### Exercise brief
For the entries below, how many lines contain the word "true"? Reply with the number and nothing else.

### Given records
***
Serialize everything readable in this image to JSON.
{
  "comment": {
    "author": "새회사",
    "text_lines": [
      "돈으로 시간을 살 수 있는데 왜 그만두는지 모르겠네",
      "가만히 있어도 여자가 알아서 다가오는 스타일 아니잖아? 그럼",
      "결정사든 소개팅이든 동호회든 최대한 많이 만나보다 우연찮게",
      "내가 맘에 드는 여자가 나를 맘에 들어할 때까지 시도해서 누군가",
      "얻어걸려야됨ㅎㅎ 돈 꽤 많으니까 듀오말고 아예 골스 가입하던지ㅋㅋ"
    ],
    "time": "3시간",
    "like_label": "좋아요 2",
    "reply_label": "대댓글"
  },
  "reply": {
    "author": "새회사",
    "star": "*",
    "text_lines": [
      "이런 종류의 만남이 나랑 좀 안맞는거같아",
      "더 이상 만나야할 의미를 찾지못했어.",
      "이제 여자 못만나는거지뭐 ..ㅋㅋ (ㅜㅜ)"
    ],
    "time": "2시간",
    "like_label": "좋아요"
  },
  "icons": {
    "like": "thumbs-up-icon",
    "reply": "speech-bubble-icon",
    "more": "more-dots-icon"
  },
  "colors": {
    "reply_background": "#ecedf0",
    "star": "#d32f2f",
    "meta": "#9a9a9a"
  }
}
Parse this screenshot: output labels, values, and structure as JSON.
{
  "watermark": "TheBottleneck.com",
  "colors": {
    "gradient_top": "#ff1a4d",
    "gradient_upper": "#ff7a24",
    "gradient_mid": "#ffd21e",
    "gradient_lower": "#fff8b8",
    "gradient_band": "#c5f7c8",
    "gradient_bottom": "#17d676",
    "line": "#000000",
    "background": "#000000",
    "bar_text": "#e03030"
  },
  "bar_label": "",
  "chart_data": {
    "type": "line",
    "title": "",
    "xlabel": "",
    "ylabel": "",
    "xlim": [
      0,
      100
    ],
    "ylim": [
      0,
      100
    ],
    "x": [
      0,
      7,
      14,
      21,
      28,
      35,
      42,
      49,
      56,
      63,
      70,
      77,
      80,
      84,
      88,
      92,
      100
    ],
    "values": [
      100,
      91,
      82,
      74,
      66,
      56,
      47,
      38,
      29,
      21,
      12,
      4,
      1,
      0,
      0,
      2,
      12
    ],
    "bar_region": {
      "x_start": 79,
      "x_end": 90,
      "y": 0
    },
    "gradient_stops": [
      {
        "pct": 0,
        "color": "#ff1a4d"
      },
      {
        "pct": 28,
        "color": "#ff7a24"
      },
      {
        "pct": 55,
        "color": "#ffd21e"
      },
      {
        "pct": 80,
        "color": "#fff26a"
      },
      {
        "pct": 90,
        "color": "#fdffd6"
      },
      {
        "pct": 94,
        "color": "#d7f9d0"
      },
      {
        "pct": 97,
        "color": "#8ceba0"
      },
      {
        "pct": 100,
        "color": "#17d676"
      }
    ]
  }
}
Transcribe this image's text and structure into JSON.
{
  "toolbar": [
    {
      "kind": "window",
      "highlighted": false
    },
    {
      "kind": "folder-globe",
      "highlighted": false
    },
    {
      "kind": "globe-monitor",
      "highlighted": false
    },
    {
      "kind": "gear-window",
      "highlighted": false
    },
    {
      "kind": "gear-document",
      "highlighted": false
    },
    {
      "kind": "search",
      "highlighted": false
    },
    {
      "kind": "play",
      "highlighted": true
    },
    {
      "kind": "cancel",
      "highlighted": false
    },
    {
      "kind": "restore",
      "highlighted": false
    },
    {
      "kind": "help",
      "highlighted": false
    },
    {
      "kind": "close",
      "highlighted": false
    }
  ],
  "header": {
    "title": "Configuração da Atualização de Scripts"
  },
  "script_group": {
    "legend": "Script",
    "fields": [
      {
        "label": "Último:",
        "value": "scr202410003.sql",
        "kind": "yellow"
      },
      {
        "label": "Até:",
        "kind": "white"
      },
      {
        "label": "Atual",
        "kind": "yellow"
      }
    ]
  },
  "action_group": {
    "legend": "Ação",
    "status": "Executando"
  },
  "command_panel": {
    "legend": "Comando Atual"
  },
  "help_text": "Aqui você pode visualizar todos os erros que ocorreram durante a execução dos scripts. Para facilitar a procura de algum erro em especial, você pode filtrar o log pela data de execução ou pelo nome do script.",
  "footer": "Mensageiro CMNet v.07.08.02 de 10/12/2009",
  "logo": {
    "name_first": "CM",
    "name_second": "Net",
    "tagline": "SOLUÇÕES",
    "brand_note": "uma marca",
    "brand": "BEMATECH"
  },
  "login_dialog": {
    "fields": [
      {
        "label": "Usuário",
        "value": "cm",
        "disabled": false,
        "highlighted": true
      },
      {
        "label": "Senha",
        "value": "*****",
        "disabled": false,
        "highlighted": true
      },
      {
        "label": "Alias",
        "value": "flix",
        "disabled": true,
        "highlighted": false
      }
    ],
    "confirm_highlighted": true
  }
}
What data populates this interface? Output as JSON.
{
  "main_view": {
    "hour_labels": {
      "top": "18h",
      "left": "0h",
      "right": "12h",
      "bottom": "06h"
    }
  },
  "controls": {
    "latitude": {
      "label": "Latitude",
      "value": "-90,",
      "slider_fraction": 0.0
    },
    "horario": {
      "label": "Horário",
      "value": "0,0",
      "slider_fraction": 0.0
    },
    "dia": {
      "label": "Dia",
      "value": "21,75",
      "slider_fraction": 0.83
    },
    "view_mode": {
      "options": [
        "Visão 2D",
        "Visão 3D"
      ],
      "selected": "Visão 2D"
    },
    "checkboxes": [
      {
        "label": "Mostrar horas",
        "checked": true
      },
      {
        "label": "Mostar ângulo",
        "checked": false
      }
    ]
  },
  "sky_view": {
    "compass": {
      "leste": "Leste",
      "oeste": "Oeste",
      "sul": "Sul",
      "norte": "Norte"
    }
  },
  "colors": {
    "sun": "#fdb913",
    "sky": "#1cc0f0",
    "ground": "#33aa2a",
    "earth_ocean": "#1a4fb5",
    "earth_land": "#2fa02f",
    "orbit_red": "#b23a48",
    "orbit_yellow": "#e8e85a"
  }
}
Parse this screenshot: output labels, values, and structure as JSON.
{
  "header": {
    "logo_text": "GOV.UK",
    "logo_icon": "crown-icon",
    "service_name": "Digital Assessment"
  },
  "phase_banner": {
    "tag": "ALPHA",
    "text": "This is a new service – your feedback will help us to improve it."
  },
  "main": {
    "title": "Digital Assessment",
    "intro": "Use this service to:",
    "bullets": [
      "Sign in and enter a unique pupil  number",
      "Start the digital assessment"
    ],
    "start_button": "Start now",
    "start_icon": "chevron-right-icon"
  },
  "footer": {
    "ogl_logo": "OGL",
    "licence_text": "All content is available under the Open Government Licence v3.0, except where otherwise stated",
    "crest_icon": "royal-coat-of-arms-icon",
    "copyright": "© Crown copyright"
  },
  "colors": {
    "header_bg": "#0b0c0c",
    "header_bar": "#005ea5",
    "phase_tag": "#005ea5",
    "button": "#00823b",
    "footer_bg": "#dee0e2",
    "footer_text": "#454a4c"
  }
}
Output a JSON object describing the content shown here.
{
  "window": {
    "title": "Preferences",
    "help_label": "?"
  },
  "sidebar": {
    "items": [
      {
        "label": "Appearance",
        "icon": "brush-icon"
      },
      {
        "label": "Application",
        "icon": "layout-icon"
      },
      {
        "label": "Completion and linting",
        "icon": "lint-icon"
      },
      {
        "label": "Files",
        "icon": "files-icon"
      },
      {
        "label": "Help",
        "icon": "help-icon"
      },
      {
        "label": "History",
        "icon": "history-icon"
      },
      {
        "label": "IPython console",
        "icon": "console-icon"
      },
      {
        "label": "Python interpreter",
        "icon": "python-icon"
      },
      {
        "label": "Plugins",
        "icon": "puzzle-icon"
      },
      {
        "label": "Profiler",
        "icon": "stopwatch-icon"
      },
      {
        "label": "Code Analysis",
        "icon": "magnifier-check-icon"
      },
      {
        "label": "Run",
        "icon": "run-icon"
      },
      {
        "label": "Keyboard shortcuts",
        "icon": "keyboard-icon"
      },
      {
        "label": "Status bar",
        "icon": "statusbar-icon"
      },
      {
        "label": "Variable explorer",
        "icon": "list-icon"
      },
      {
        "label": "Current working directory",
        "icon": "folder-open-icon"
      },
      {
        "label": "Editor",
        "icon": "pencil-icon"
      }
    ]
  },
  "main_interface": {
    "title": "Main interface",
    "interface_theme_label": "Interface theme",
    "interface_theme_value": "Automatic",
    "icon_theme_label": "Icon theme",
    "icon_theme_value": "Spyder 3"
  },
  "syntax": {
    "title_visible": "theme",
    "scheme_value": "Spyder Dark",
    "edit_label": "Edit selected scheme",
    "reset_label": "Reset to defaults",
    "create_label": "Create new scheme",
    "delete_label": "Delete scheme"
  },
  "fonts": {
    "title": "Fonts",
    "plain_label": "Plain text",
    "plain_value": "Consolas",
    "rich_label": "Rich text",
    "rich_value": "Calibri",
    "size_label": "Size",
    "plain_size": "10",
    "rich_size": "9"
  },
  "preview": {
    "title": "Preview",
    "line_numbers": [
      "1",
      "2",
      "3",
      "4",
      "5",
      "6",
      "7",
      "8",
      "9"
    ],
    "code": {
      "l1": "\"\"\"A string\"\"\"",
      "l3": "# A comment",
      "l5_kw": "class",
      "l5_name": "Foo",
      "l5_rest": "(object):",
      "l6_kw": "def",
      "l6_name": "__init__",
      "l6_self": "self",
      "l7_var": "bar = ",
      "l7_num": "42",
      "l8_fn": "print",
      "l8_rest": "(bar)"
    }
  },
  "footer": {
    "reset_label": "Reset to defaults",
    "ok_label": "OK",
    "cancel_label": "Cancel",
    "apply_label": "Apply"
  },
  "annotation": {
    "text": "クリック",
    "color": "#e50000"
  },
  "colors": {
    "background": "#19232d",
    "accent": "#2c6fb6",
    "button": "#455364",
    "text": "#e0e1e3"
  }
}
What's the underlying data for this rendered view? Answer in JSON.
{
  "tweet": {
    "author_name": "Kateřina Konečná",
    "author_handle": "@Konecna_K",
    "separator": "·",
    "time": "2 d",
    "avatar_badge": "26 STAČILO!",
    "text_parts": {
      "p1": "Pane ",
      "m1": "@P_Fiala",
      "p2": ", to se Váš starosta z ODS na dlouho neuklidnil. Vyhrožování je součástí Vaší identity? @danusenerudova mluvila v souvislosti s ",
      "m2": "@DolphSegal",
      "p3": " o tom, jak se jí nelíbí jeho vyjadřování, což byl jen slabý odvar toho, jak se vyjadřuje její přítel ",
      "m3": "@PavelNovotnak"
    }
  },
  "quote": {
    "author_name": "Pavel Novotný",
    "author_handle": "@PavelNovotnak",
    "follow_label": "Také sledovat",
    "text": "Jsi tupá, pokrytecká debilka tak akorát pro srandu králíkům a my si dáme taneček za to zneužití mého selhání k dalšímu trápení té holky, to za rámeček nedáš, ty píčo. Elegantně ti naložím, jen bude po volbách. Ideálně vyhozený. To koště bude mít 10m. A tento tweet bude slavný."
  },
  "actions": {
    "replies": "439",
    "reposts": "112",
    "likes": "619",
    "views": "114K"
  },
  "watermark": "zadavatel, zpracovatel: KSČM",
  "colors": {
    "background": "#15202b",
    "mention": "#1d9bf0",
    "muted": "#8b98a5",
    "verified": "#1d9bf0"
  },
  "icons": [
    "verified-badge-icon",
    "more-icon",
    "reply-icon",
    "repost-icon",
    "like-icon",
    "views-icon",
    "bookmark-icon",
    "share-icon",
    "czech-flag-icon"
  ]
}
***
### Task answer
6